Aarhus University Seal

Closing the Solidarity Gap? How Ethnic Diversity Alters Who We Are Willing to Support

Research output: Contribution to journal/Conference contribution in journal/Contribution to newspaperJournal articleResearchpeer-review


Citizens tend to be more solidary with ethnic ingroup members than ethnic outgroup members. As a result, increasing ethnic diversity is often found to impede solidarity. Although this perspective is well established, I present an alternative argument: Under circumstances that foster intergroup contact, increasing diversity promotes, rather than impedes, intergroup solidarity.
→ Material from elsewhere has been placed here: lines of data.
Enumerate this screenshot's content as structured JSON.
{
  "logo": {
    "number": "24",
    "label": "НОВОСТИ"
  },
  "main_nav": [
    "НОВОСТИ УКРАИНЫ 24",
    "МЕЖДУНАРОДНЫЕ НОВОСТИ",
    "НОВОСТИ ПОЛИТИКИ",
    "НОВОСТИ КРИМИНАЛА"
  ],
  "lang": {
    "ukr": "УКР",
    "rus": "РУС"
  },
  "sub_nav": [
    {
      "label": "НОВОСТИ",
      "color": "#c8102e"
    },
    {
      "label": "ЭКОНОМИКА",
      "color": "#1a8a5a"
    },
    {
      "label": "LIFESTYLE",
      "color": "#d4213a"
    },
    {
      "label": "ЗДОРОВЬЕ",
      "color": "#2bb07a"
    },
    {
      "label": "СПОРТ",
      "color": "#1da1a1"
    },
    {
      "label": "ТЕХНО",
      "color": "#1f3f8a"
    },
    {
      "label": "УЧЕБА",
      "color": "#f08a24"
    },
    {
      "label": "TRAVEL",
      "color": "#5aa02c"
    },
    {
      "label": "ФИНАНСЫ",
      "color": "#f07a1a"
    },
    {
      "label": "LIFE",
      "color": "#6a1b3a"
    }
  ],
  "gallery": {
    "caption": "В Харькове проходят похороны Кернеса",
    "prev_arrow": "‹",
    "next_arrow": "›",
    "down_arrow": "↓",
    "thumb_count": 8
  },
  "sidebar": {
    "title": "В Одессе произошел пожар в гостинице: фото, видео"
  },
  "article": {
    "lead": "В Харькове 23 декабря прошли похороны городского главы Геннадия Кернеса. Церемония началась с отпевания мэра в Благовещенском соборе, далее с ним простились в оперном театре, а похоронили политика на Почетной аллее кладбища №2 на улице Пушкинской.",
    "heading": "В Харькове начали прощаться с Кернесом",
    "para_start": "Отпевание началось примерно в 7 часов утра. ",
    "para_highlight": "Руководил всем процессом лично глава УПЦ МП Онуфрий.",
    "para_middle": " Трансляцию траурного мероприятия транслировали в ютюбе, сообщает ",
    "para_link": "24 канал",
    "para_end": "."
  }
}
To test this argument, I combine a survey experiment fielded among Danish students with quasi-random observational data on students' classroom ethnic composition. I find that ethnic-majority adolescents are on average more willing to support ethnic-majority recipients than immigrant and ethnic-minority recipients. Yet, although increasing diversity does not moderate the majority-minority solidarity gap, increasing diversity diminishes and erases the majority-immigrant solidarity gap. As further shown, one explanation is that immigrants in particular face strong stereotypes of being lazy and that ethnic diversity reduces this specific stereotype. These findings suggest that immigration and solidarity need not be incompatible. Under certain circumstances, ethnic diversity at worst leaves intergroup solidarity unaltered and at best improves such solidarity.

Original languageEnglish
JournalPolitical Psychology
Pages (from-to)531-549
Number of pages19
Publication statusPublished - Jun 2023

    Research areas

  • deservingness, ethnic diversity, intergroup contact, school, solidarity

See relations at Aarhus University Citationformats

ID: 339536087